■ Task prompt:
Every entry must be given again exactly.

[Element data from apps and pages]
'''
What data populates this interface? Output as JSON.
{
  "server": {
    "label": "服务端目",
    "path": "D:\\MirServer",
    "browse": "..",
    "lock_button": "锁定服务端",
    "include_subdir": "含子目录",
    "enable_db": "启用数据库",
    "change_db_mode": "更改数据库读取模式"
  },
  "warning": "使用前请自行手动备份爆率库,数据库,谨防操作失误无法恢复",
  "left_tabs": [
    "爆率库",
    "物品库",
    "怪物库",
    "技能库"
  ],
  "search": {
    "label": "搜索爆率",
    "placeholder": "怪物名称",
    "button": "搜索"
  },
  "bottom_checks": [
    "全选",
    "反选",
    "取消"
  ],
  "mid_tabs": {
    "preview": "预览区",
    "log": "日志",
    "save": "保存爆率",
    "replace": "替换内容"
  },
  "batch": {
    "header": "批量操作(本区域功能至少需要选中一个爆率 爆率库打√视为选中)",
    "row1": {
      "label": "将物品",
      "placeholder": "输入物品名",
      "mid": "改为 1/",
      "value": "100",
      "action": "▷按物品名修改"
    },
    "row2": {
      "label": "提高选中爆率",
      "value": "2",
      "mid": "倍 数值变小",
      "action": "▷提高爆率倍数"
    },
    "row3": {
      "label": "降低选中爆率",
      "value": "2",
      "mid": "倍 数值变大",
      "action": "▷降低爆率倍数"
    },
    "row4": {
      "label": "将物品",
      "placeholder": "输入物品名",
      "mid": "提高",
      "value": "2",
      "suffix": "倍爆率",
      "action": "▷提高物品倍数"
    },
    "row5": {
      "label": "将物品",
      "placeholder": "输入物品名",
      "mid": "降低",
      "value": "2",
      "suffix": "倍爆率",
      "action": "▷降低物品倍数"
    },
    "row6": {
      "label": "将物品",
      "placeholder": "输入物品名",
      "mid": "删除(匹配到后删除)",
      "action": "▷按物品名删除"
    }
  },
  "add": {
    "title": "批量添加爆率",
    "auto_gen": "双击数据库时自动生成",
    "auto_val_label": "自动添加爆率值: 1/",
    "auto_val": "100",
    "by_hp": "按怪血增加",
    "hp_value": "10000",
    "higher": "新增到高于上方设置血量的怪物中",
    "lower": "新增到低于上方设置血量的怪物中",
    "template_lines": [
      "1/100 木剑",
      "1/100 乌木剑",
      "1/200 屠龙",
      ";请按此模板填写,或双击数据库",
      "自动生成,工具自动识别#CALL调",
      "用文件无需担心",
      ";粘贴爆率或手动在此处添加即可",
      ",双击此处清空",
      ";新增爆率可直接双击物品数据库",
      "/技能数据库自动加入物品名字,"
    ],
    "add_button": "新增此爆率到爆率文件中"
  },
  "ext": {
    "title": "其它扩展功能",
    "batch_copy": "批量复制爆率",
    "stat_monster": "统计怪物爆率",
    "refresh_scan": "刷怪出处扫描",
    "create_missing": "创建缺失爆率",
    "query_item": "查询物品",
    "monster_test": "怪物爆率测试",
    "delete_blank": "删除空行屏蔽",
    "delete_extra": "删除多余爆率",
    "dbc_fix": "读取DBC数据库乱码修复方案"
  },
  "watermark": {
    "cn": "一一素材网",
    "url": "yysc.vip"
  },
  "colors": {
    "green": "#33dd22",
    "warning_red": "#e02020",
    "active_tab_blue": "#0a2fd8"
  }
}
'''
■ Solution for this task:
What data populates this interface? Output as JSON.
{
  "server": {
    "label": "服务端目",
    "path": "D:\\MirServer",
    "browse": "..",
    "lock_button": "锁定服务端",
    "include_subdir": "含子目录",
    "enable_db": "启用数据库",
    "change_db_mode": "更改数据库读取模式"
  },
  "warning": "使用前请自行手动备份爆率库,数据库,谨防操作失误无法恢复",
  "left_tabs": [
    "爆率库",
    "物品库",
    "怪物库",
    "技能库"
  ],
  "search": {
    "label": "搜索爆率",
    "placeholder": "怪物名称",
    "button": "搜索"
  },
  "bottom_checks": [
    "全选",
    "反选",
    "取消"
  ],
  "mid_tabs": {
    "preview": "预览区",
    "log": "日志",
    "save": "保存爆率",
    "replace": "替换内容"
  },
  "batch": {
    "header": "批量操作(本区域功能至少需要选中一个爆率 爆率库打√视为选中)",
    "row1": {
      "label": "将物品",
      "placeholder": "输入物品名",
      "mid": "改为 1/",
      "value": "100",
      "action": "▷按物品名修改"
    },
    "row2": {
      "label": "提高选中爆率",
      "value": "2",
      "mid": "倍 数值变小",
      "action": "▷提高爆率倍数"
    },
    "row3": {
      "label": "降低选中爆率",
      "value": "2",
      "mid": "倍 数值变大",
      "action": "▷降低爆率倍数"
    },
    "row4": {
      "label": "将物品",
      "placeholder": "输入物品名",
      "mid": "提高",
      "value": "2",
      "suffix": "倍爆率",
      "action": "▷提高物品倍数"
    },
    "row5": {
      "label": "将物品",
      "placeholder": "输入物品名",
      "mid": "降低",
      "value": "2",
      "suffix": "倍爆率",
      "action": "▷降低物品倍数"
    },
    "row6": {
      "label": "将物品",
      "placeholder": "输入物品名",
      "mid": "删除(匹配到后删除)",
      "action": "▷按物品名删除"
    }
  },
  "add": {
    "title": "批量添加爆率",
    "auto_gen": "双击数据库时自动生成",
    "auto_val_label": "自动添加爆率值: 1/",
    "auto_val": "100",
    "by_hp": "按怪血增加",
    "hp_value": "10000",
    "higher": "新增到高于上方设置血量的怪物中",
    "lower": "新增到低于上方设置血量的怪物中",
    "template_lines": [
      "1/100 木剑",
      "1/100 乌木剑",
      "1/200 屠龙",
      ";请按此模板填写,或双击数据库",
      "自动生成,工具自动识别#CALL调",
      "用文件无需担心",
      ";粘贴爆率或手动在此处添加即可",
      ",双击此处清空",
      ";新增爆率可直接双击物品数据库",
      "/技能数据库自动加入物品名字,"
    ],
    "add_button": "新增此爆率到爆率文件中"
  },
  "ext": {
    "title": "其它扩展功能",
    "batch_copy": "批量复制爆率",
    "stat_monster": "统计怪物爆率",
    "refresh_scan": "刷怪出处扫描",
    "create_missing": "创建缺失爆率",
    "query_item": "查询物品",
    "monster_test": "怪物爆率测试",
    "delete_blank": "删除空行屏蔽",
    "delete_extra": "删除多余爆率",
    "dbc_fix": "读取DBC数据库乱码修复方案"
  },
  "watermark": {
    "cn": "一一素材网",
    "url": "yysc.vip"
  },
  "colors": {
    "green": "#33dd22",
    "warning_red": "#e02020",
    "active_tab_blue": "#0a2fd8"
  }
}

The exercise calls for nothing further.